Source: An In-Depth Look at Deleveragings by Ray Dalio

Investment Options: Now lets us turn our focus to Ray Dalio's major portfolio holdings.

Ray Dalio is long on gold (NYSEARCA:GLD) due to expected slow growth in the United States and Europe for at least the next decade. The firm's co-chief investment officer Robert Prince, stated in the WSJ Article titled "Bridgewater Takes Grim View of 2012":

We're (the U.S.) in a secular deleveraging that will probably take 15 to 20 years to work through, and we're just four years in.

The Fed would opt for a low interest rate environment, with the US having to undergo pending years of low-growth deleveraging ahead. It would also resort to buying Treasuries, inflating its asset prices as well. Further, Ray Dalio's strength lies in macro investing, and he uses ETFs to gain broad exposure to the stock market or to hedge his other bets.

We will now look at some of the ETFs he holds as a hedge. According to Insider monkey, Ray Dalio has 42% of its portfolio invested in SPDR S&P 500 Trust ETF (NYSEARCA:SPY). His other top ETF holdings include Vanguard Emerging Markets Stock ETF (NYSEARCA:VWO), iShares MSCI Emerging Markets Index ETF (NYSEARCA:EEM), Market Vectors Gold Miners ETF (NYSEARCA:GDX) and iShares iBoxx $ Investment Grade Corporate Bond ETF (NYSEARCA:LQD).

Investors can take exposure to Gold using the following ETFs as well.

  • SPDR Gold Trust
  • PowerShares DB Gold ETF (NYSEARCA:DGL)
  • iShares Gold Trust ETF (NYSEARCA:IAU)
  • ETFS Physical Swiss Gold Trust ETF (NYSEARCA:SGOL)
  • ETFS Physical Asian Gold Shares Trust ETF (NYSEARCA:AGOL)
  • Market Vectors Gold Miners ETF
  • Market Vectors Gold Miners Unior ETF (NYSEARCA:GDXJ)
  • Global X Pure Gold Miners ETF (NYSEARCA:GGGG)

Please refer to my previous article "Ray Dalio's Primer on Deleveraging" that summarizes Deleveraging process undertaken by countries out of debt.

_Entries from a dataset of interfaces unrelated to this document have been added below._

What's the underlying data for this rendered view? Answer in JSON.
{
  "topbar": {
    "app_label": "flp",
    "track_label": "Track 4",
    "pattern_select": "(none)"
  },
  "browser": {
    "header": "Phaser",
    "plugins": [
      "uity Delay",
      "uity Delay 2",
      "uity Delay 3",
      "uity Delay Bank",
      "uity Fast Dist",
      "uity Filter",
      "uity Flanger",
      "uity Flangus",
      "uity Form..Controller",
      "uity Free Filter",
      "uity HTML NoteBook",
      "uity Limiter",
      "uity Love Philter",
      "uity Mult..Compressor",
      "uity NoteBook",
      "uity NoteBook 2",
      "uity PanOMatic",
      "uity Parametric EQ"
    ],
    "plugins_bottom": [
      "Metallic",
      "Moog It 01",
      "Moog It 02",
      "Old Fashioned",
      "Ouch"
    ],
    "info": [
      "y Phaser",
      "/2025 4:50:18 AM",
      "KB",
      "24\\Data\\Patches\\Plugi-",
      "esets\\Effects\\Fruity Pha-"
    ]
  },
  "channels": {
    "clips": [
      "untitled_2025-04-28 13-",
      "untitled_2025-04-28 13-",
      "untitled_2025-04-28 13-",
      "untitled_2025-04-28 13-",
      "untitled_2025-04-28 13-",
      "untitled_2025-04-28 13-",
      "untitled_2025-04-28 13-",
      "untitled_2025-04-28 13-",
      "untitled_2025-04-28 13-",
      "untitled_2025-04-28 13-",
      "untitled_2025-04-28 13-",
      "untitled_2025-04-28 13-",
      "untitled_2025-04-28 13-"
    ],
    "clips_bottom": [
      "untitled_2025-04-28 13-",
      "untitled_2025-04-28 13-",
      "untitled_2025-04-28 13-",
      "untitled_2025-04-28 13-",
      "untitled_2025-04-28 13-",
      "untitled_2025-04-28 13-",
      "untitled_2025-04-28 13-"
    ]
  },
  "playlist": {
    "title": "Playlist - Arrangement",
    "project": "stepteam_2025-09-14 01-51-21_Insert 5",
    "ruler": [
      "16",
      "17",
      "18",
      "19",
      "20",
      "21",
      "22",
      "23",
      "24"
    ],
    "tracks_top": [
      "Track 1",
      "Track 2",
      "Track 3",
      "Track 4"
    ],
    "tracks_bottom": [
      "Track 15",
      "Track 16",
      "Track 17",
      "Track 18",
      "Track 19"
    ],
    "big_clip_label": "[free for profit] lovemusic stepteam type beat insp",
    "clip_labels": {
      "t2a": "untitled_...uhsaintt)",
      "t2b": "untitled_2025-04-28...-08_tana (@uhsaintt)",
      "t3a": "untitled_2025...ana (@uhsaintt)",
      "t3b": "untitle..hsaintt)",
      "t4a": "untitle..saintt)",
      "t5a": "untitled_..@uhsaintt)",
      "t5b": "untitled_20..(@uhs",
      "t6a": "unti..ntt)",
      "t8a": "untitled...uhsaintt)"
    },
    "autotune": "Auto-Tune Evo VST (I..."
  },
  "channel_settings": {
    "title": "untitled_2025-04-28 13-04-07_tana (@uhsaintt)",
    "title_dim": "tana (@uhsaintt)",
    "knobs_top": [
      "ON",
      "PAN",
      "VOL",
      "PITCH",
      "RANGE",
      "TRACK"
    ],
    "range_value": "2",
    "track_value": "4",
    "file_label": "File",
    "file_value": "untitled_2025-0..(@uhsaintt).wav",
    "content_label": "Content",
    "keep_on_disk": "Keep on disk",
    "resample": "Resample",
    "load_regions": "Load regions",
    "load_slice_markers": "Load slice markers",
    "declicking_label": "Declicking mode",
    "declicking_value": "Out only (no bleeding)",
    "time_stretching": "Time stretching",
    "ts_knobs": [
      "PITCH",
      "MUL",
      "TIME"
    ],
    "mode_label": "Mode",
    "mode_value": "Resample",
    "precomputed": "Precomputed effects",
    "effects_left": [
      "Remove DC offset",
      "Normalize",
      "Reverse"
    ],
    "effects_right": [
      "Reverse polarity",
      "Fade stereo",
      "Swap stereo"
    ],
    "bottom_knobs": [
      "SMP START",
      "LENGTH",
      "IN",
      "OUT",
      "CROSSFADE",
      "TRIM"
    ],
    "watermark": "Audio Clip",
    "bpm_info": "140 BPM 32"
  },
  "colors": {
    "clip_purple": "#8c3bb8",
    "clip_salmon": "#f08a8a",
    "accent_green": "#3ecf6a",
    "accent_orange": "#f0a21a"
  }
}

Disclosure: I have no positions in any stocks mentioned, and no plans to initiate any positions within the next 72 hours.

Source: Ray Dalio On Why The U.S. Is Undergoing A Beautiful Deleveraging